• PROBLEM DESCRIPTION: Each line below that contains the word "UnMute" is to be counted; give only the final number.

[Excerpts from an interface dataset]
════════════════════
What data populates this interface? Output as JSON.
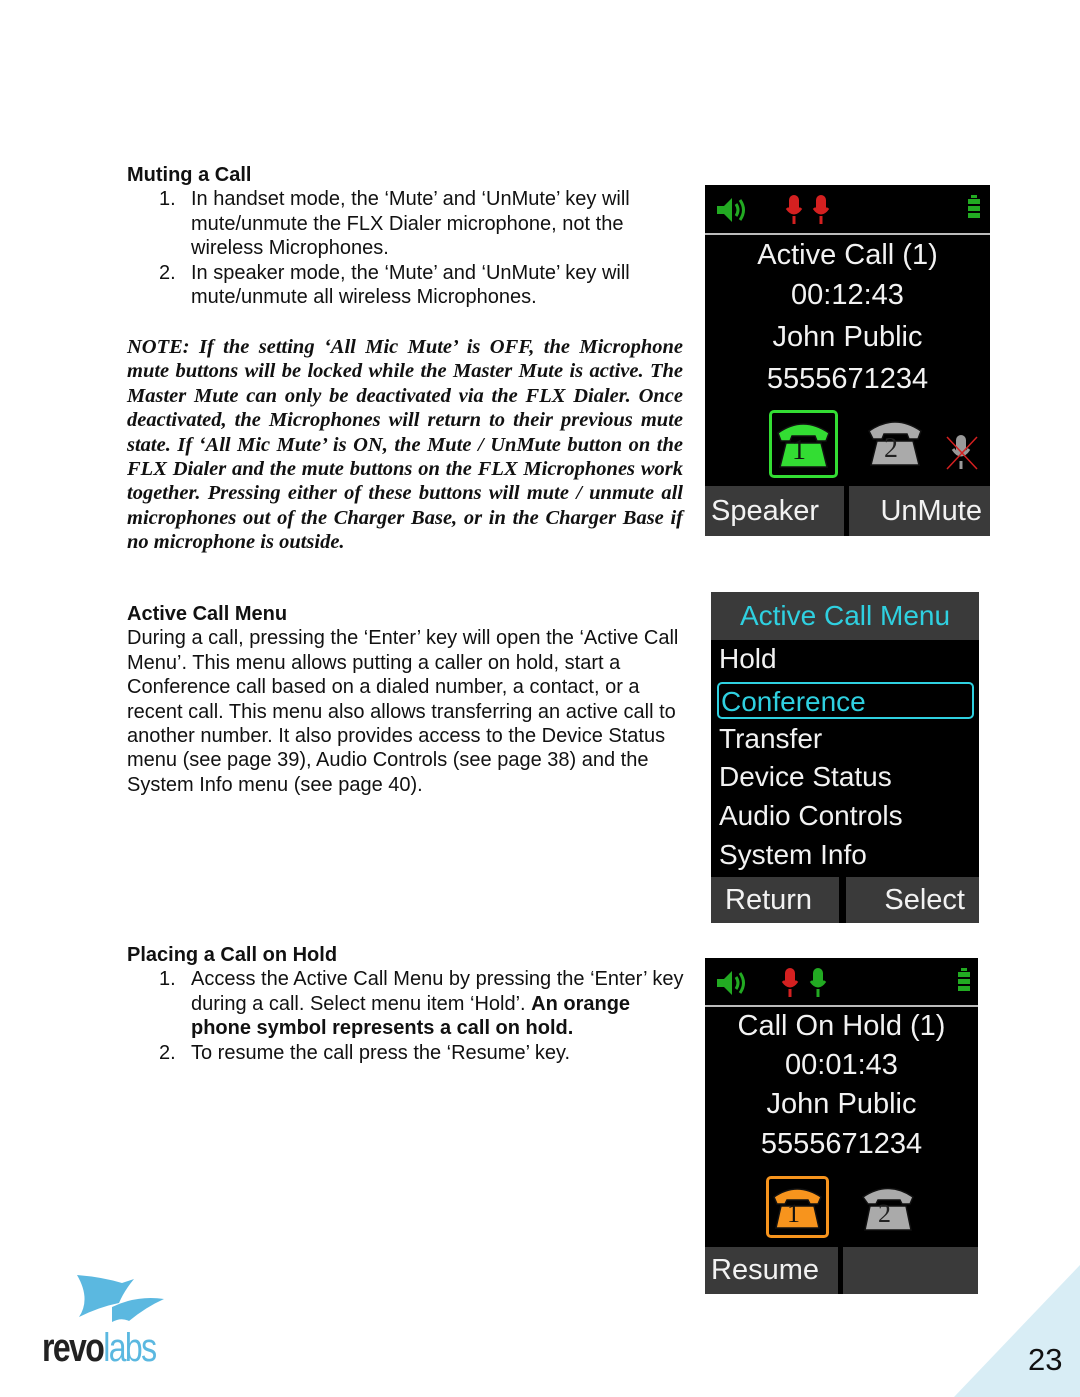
{
  "muting": {
    "heading": "Muting a Call",
    "items": [
      {
        "num": "1.",
        "text": "In handset mode, the ‘Mute’ and ‘UnMute’ key will mute/unmute the FLX Dialer microphone, not the wireless Microphones."
      },
      {
        "num": "2.",
        "text": "In speaker mode, the ‘Mute’ and ‘UnMute’ key will mute/unmute all wireless Microphones."
      }
    ],
    "note": "NOTE: If the setting ‘All Mic Mute’ is OFF, the Microphone mute buttons will be locked while the Master Mute is active. The Master Mute can only be deactivated via the FLX Dialer. Once deactivated, the Microphones will return to their previous mute state.  If ‘All Mic Mute’ is ON, the Mute / UnMute button on the FLX Dialer and the mute buttons on the FLX Microphones work together.  Pressing either of these buttons will mute / unmute all microphones out of the Charger Base, or in the Charger Base if no microphone is outside."
  },
  "active_menu": {
    "heading": "Active Call Menu",
    "body": "During a call, pressing the ‘Enter’ key will open the ‘Active Call Menu’.  This menu allows putting a caller on hold, start a Conference call based on a dialed number, a contact, or a recent call.  This menu also allows transferring an active call to another number.  It also provides access to the Device Status menu (see page 39), Audio Controls (see page 38) and the System Info menu (see page 40)."
  },
  "hold": {
    "heading": "Placing a Call on Hold",
    "item1_text": "Access the Active Call Menu by pressing the ‘Enter’ key during a call. Select menu item ‘Hold’.  ",
    "item1_bold": "An orange phone symbol represents a call on hold.",
    "item2_text": "To resume the call press the ‘Resume’ key.",
    "num1": "1.",
    "num2": "2."
  },
  "screen_active": {
    "title": "Active Call (1)",
    "time": "00:12:43",
    "name": "John Public",
    "number": "5555671234",
    "left_key": "Speaker",
    "right_key": "UnMute",
    "line1": "1",
    "line2": "2"
  },
  "screen_menu": {
    "title": "Active Call Menu",
    "items": [
      "Hold",
      "Conference",
      "Transfer",
      "Device Status",
      "Audio Controls",
      "System Info"
    ],
    "selected": "Conference",
    "left_key": "Return",
    "right_key": "Select"
  },
  "screen_hold": {
    "title": "Call On Hold (1)",
    "time": "00:01:43",
    "name": "John Public",
    "number": "5555671234",
    "left_key": "Resume",
    "line1": "1",
    "line2": "2"
  },
  "colors": {
    "active_green": "#33dd33",
    "hold_orange": "#f7941d",
    "menu_cyan": "#2fd0e0",
    "mic_red": "#d42020",
    "brand_blue": "#5bb8e0"
  },
  "logo": {
    "text_dark": "revo",
    "text_light": "labs"
  },
  "page_number": "23"
}
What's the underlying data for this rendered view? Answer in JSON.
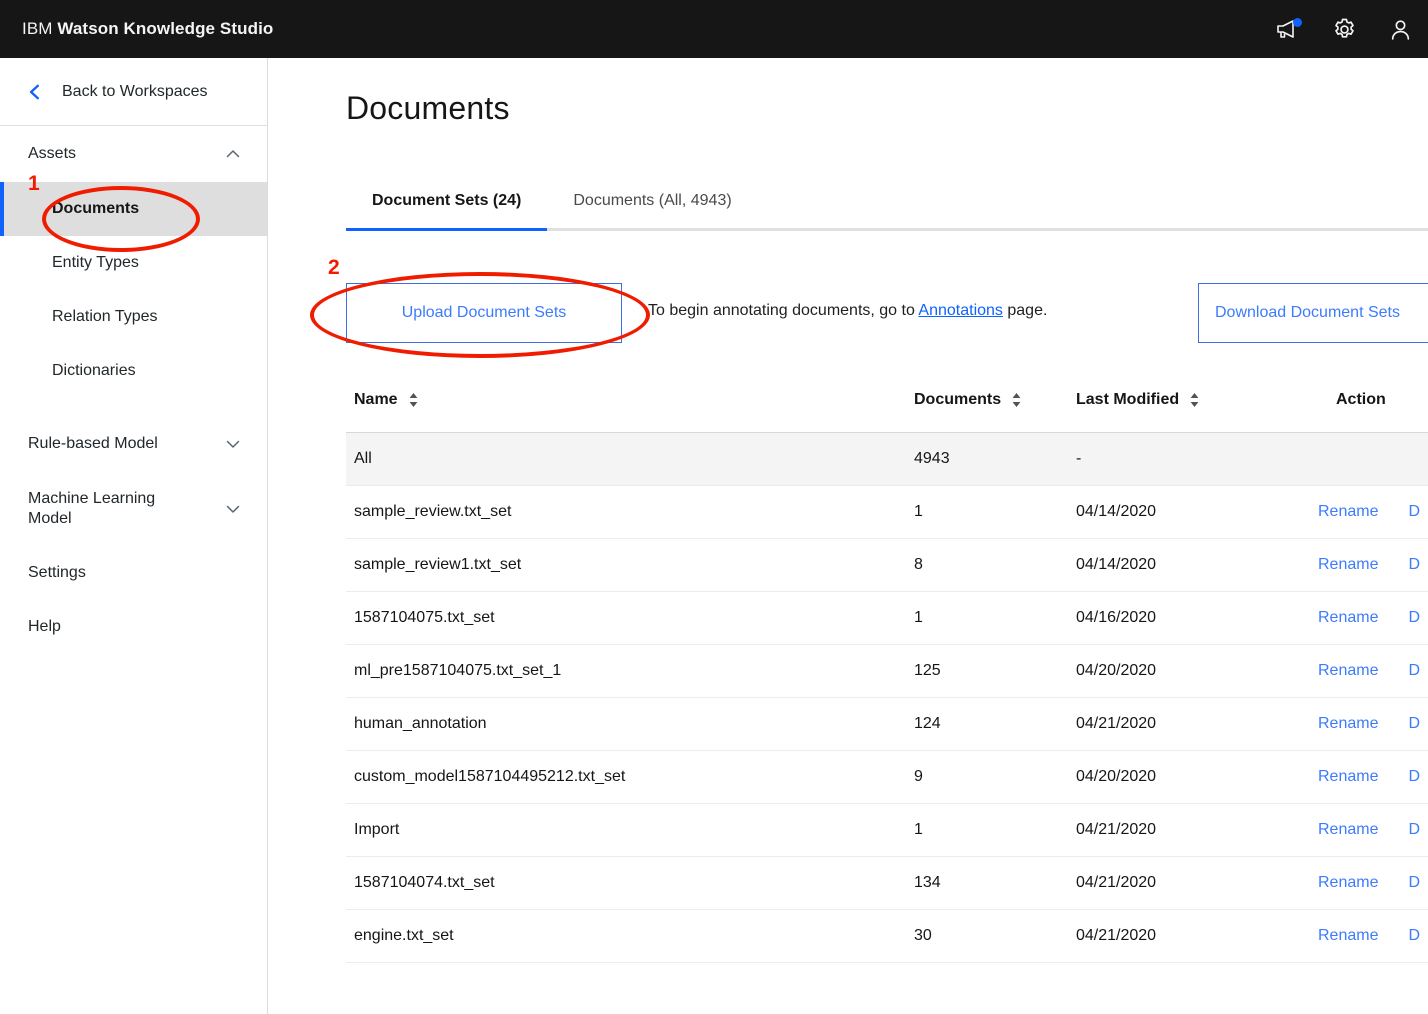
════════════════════
• EXPECTED ANSWER: 4